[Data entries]
[Start of Attachment]

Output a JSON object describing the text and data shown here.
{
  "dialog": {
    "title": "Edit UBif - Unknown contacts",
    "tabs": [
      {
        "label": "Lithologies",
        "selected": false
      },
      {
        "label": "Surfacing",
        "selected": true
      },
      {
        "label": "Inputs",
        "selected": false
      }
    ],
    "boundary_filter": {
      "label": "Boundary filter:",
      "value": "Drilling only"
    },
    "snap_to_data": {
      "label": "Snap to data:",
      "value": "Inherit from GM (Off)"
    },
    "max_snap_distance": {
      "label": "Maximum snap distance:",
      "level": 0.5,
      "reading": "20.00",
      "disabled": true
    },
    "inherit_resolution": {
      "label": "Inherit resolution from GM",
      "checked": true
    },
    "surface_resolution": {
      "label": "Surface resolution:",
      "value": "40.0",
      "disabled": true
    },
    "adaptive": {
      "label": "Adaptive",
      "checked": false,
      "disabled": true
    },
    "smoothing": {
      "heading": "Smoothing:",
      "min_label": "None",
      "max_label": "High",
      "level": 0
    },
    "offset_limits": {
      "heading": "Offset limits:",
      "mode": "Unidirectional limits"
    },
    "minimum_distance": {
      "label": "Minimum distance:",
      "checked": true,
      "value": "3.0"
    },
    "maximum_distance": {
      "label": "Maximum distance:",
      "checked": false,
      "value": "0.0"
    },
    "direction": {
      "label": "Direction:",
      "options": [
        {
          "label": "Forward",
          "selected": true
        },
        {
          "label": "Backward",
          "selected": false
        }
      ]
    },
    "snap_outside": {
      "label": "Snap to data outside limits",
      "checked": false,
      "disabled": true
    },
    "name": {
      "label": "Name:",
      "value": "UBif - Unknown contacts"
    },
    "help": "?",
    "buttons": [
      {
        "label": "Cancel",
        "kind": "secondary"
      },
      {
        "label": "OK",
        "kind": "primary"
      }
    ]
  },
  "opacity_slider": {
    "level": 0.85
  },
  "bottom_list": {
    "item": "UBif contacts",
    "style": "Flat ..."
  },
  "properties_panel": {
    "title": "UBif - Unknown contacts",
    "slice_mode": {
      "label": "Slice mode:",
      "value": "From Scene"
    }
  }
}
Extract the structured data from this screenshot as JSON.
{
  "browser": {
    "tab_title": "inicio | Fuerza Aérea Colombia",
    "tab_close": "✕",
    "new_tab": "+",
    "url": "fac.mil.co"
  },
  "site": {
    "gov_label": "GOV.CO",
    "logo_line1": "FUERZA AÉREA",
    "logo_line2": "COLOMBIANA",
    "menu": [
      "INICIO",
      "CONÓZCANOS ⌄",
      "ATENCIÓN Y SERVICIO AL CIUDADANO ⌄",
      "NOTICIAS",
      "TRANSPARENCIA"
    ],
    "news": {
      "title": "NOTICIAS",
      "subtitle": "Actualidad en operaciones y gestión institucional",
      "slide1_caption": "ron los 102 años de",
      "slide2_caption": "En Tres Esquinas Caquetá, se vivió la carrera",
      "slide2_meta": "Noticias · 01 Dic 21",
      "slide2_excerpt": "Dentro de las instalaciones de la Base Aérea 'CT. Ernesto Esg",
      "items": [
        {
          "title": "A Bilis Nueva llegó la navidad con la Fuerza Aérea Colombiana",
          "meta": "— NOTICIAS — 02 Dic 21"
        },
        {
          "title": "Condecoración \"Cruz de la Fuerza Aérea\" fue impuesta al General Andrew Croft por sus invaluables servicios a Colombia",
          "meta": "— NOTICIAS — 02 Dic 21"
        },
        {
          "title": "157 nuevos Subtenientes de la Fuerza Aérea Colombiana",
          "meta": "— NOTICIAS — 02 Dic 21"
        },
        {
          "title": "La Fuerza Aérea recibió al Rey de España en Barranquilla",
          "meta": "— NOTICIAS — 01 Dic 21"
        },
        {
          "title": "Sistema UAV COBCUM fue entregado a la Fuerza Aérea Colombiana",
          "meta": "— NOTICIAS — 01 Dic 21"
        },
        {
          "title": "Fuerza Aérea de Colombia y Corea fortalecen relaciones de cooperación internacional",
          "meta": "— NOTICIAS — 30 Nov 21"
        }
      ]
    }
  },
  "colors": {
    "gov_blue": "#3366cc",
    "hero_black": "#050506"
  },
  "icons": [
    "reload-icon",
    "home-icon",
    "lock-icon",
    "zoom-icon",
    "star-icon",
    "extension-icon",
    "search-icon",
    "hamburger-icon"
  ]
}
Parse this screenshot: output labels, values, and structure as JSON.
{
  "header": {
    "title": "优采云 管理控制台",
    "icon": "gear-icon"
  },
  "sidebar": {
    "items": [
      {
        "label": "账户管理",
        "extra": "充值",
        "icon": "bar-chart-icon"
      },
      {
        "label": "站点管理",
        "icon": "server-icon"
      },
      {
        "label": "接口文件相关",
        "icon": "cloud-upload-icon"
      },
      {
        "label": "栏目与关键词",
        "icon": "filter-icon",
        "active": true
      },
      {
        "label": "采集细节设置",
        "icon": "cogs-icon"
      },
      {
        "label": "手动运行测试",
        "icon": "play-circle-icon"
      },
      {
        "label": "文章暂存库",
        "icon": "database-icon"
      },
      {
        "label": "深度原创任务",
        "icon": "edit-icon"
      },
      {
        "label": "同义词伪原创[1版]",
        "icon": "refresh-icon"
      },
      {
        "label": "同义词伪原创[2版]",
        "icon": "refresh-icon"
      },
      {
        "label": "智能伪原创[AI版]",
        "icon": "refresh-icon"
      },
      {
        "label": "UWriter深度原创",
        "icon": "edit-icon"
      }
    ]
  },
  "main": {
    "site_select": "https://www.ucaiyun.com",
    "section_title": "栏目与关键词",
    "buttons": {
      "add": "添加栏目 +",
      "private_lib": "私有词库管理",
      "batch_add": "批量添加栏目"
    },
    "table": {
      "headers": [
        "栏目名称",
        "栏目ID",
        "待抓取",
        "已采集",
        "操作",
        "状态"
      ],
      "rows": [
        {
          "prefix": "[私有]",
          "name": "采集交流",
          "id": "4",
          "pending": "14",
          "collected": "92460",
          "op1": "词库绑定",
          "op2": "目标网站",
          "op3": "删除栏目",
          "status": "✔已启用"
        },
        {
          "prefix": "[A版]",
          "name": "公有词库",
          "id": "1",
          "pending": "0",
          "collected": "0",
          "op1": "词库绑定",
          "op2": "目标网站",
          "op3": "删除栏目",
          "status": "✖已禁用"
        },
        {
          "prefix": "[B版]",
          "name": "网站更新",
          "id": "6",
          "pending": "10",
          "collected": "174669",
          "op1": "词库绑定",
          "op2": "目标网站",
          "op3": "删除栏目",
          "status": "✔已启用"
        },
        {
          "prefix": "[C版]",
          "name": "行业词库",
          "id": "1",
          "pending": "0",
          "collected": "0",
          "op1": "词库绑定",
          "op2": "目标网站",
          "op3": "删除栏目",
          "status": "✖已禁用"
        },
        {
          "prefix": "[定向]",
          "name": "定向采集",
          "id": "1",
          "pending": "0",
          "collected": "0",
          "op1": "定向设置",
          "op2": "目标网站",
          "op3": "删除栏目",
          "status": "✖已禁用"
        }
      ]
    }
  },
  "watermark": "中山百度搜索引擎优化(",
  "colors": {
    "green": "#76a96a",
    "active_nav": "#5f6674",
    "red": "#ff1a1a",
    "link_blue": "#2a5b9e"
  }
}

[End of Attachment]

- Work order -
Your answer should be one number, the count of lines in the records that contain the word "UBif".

- Response box -
4